Could you say how many lines in the entries contain the string "Kokina"? Give only that number.

Page and application data records:

========

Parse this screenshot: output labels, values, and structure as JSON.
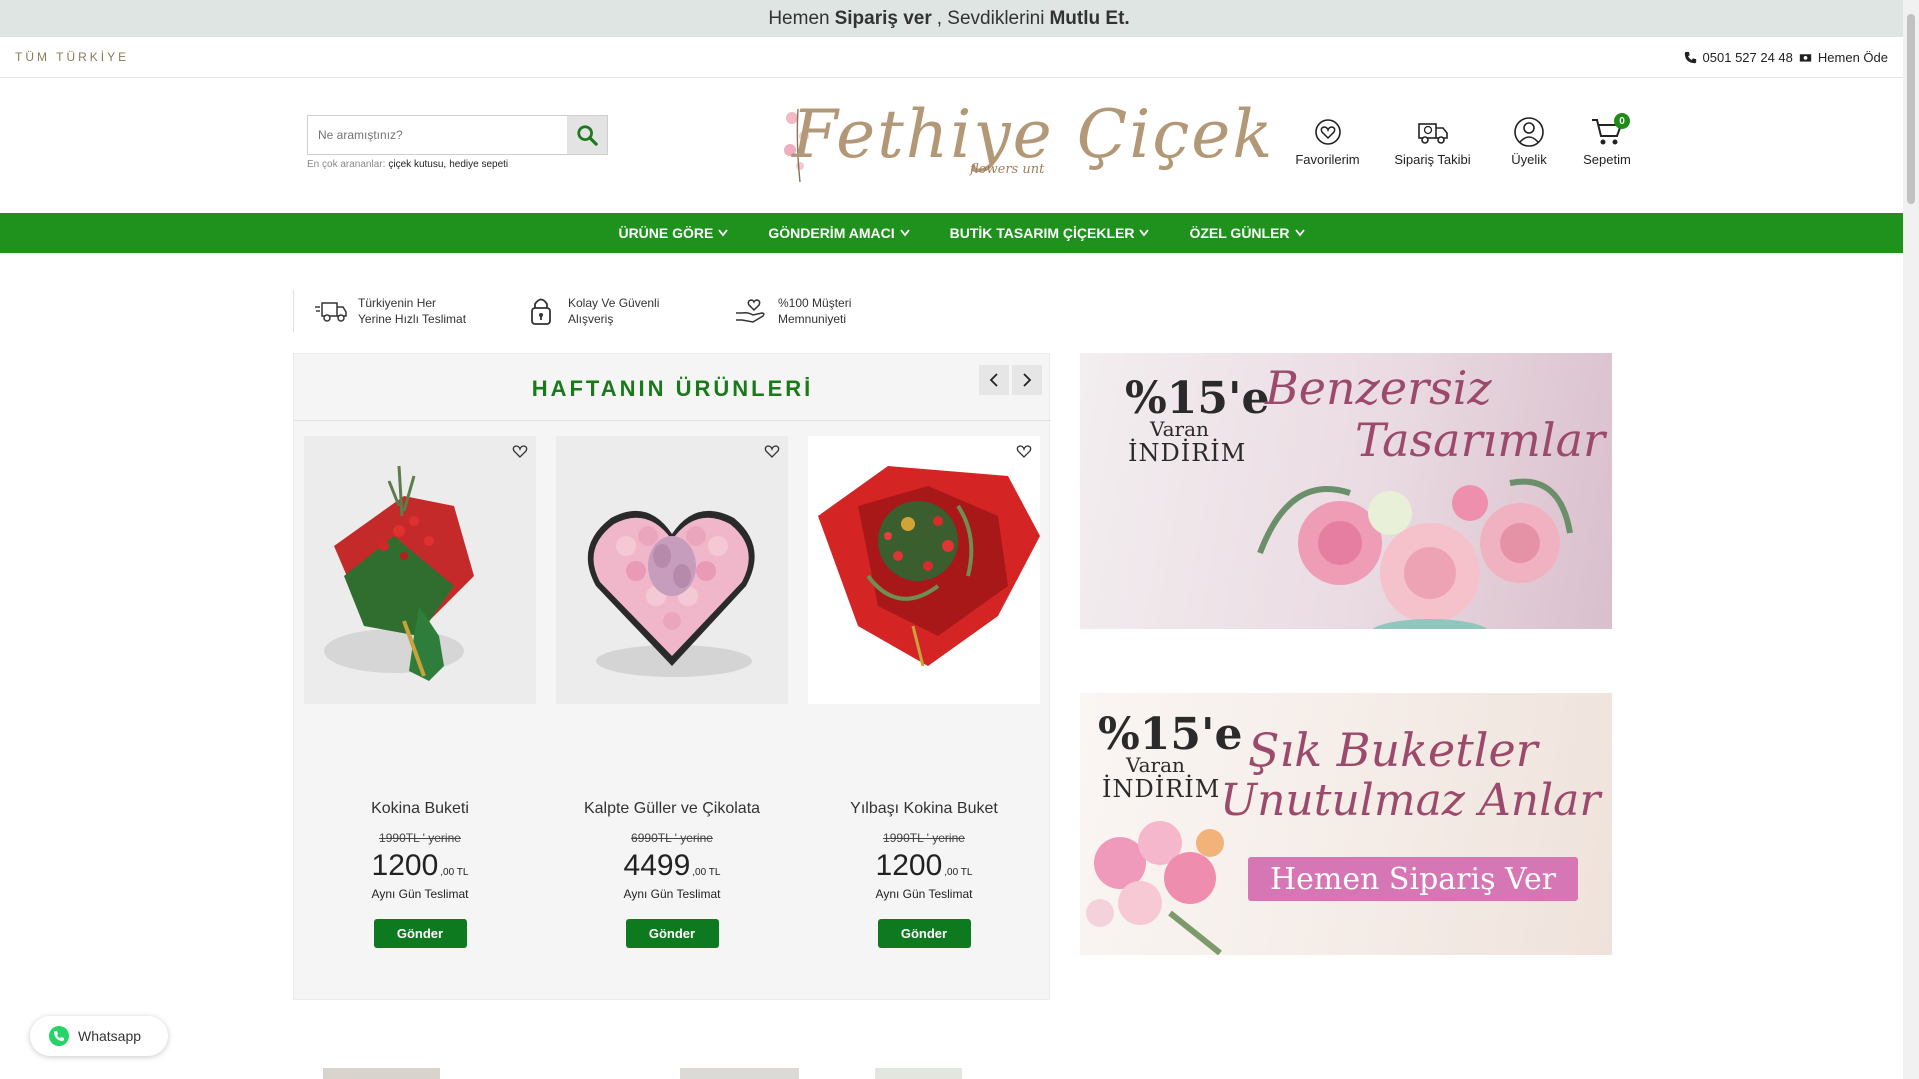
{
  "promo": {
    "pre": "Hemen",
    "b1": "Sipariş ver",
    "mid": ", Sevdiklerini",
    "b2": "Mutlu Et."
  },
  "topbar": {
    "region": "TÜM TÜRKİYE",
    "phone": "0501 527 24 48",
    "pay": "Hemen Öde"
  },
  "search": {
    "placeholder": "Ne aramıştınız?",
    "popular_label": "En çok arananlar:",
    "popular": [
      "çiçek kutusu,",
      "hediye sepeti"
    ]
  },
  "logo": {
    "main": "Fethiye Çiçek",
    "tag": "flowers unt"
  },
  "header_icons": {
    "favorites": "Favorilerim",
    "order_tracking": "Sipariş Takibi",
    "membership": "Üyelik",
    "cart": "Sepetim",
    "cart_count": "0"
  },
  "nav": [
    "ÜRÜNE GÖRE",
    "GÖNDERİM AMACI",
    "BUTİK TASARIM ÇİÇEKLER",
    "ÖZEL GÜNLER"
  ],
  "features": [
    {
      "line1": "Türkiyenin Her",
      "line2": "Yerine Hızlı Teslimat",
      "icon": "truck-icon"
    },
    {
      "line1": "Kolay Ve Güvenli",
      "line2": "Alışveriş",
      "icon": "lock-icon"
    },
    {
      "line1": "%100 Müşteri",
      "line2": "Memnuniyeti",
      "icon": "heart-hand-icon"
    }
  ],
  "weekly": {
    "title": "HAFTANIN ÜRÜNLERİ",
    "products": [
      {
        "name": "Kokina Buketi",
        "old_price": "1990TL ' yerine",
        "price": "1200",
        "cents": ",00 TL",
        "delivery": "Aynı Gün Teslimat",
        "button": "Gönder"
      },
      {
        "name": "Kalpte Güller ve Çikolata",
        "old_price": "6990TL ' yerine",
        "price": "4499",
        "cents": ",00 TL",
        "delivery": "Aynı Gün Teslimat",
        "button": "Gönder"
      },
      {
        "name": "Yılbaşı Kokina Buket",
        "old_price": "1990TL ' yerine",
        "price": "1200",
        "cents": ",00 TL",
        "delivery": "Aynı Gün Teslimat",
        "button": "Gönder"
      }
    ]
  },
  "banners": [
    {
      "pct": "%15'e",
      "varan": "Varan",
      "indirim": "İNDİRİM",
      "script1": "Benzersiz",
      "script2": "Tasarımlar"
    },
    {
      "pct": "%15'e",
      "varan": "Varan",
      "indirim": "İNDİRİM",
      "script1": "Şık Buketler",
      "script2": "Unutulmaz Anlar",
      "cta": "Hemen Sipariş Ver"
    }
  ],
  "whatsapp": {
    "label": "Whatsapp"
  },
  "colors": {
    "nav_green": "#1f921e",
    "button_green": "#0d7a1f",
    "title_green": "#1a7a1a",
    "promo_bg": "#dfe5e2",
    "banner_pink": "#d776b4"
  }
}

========

| Task solution |
2